◆ **Exercise**
Return each entry exactly, with none missing.

◆ **The data**

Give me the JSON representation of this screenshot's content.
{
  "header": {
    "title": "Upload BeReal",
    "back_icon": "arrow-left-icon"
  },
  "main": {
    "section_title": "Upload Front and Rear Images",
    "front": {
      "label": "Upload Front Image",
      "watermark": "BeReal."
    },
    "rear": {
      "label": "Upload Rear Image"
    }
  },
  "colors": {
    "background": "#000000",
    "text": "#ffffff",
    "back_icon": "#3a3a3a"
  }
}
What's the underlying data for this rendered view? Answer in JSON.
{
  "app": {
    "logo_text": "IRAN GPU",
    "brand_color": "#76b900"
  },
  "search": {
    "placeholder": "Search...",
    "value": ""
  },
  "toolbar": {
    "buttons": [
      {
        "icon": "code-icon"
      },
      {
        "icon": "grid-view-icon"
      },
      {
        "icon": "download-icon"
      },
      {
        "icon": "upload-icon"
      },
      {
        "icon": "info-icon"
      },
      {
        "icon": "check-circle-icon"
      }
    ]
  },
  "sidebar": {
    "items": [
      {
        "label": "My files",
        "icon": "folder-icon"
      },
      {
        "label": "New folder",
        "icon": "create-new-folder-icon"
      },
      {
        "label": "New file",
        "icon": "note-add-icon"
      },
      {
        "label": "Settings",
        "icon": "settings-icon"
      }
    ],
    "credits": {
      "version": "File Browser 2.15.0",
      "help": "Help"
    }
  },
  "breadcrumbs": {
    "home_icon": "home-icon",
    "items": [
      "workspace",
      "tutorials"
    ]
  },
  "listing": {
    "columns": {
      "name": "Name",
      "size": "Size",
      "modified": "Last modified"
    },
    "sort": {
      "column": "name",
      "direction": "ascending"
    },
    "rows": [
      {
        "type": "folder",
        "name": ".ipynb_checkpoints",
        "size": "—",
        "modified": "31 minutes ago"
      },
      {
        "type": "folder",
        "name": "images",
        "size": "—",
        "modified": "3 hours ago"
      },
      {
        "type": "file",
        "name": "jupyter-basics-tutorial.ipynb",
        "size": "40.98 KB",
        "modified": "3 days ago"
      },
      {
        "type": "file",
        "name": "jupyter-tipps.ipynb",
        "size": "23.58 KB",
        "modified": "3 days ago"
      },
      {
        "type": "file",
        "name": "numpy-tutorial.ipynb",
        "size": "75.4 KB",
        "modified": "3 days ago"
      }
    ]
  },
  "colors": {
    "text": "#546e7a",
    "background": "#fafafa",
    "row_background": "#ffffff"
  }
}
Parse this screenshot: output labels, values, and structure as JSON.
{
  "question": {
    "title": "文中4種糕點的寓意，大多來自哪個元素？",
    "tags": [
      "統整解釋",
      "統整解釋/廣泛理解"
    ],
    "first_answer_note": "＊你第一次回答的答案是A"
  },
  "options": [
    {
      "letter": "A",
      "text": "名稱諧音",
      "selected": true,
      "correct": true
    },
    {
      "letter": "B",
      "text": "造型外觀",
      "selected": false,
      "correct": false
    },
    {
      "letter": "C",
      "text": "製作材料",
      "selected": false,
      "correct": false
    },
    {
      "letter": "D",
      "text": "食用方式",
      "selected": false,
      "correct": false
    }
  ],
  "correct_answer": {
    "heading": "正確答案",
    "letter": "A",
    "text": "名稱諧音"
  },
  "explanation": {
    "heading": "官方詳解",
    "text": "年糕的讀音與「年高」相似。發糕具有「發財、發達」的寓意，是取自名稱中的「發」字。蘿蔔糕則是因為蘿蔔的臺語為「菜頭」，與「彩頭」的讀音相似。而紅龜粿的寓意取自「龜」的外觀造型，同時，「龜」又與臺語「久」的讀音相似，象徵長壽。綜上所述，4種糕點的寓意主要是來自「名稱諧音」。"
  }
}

◆ **Answer to the problem**
Give me the JSON representation of this screenshot's content.
{
  "header": {
    "title": "Upload BeReal",
    "back_icon": "arrow-left-icon"
  },
  "main": {
    "section_title": "Upload Front and Rear Images",
    "front": {
      "label": "Upload Front Image",
      "watermark": "BeReal."
    },
    "rear": {
      "label": "Upload Rear Image"
    }
  },
  "colors": {
    "background": "#000000",
    "text": "#ffffff",
    "back_icon": "#3a3a3a"
  }
}
What's the underlying data for this rendered view? Answer in JSON.
{
  "app": {
    "logo_text": "IRAN GPU",
    "brand_color": "#76b900"
  },
  "search": {
    "placeholder": "Search...",
    "value": ""
  },
  "toolbar": {
    "buttons": [
      {
        "icon": "code-icon"
      },
      {
        "icon": "grid-view-icon"
      },
      {
        "icon": "download-icon"
      },
      {
        "icon": "upload-icon"
      },
      {
        "icon": "info-icon"
      },
      {
        "icon": "check-circle-icon"
      }
    ]
  },
  "sidebar": {
    "items": [
      {
        "label": "My files",
        "icon": "folder-icon"
      },
      {
        "label": "New folder",
        "icon": "create-new-folder-icon"
      },
      {
        "label": "New file",
        "icon": "note-add-icon"
      },
      {
        "label": "Settings",
        "icon": "settings-icon"
      }
    ],
    "credits": {
      "version": "File Browser 2.15.0",
      "help": "Help"
    }
  },
  "breadcrumbs": {
    "home_icon": "home-icon",
    "items": [
      "workspace",
      "tutorials"
    ]
  },
  "listing": {
    "columns": {
      "name": "Name",
      "size": "Size",
      "modified": "Last modified"
    },
    "sort": {
      "column": "name",
      "direction": "ascending"
    },
    "rows": [
      {
        "type": "folder",
        "name": ".ipynb_checkpoints",
        "size": "—",
        "modified": "31 minutes ago"
      },
      {
        "type": "folder",
        "name": "images",
        "size": "—",
        "modified": "3 hours ago"
      },
      {
        "type": "file",
        "name": "jupyter-basics-tutorial.ipynb",
        "size": "40.98 KB",
        "modified": "3 days ago"
      },
      {
        "type": "file",
        "name": "jupyter-tipps.ipynb",
        "size": "23.58 KB",
        "modified": "3 days ago"
      },
      {
        "type": "file",
        "name": "numpy-tutorial.ipynb",
        "size": "75.4 KB",
        "modified": "3 days ago"
      }
    ]
  },
  "colors": {
    "text": "#546e7a",
    "background": "#fafafa",
    "row_background": "#ffffff"
  }
}
Parse this screenshot: output labels, values, and structure as JSON.
{
  "question": {
    "title": "文中4種糕點的寓意，大多來自哪個元素？",
    "tags": [
      "統整解釋",
      "統整解釋/廣泛理解"
    ],
    "first_answer_note": "＊你第一次回答的答案是A"
  },
  "options": [
    {
      "letter": "A",
      "text": "名稱諧音",
      "selected": true,
      "correct": true
    },
    {
      "letter": "B",
      "text": "造型外觀",
      "selected": false,
      "correct": false
    },
    {
      "letter": "C",
      "text": "製作材料",
      "selected": false,
      "correct": false
    },
    {
      "letter": "D",
      "text": "食用方式",
      "selected": false,
      "correct": false
    }
  ],
  "correct_answer": {
    "heading": "正確答案",
    "letter": "A",
    "text": "名稱諧音"
  },
  "explanation": {
    "heading": "官方詳解",
    "text": "年糕的讀音與「年高」相似。發糕具有「發財、發達」的寓意，是取自名稱中的「發」字。蘿蔔糕則是因為蘿蔔的臺語為「菜頭」，與「彩頭」的讀音相似。而紅龜粿的寓意取自「龜」的外觀造型，同時，「龜」又與臺語「久」的讀音相似，象徵長壽。綜上所述，4種糕點的寓意主要是來自「名稱諧音」。"
  }
}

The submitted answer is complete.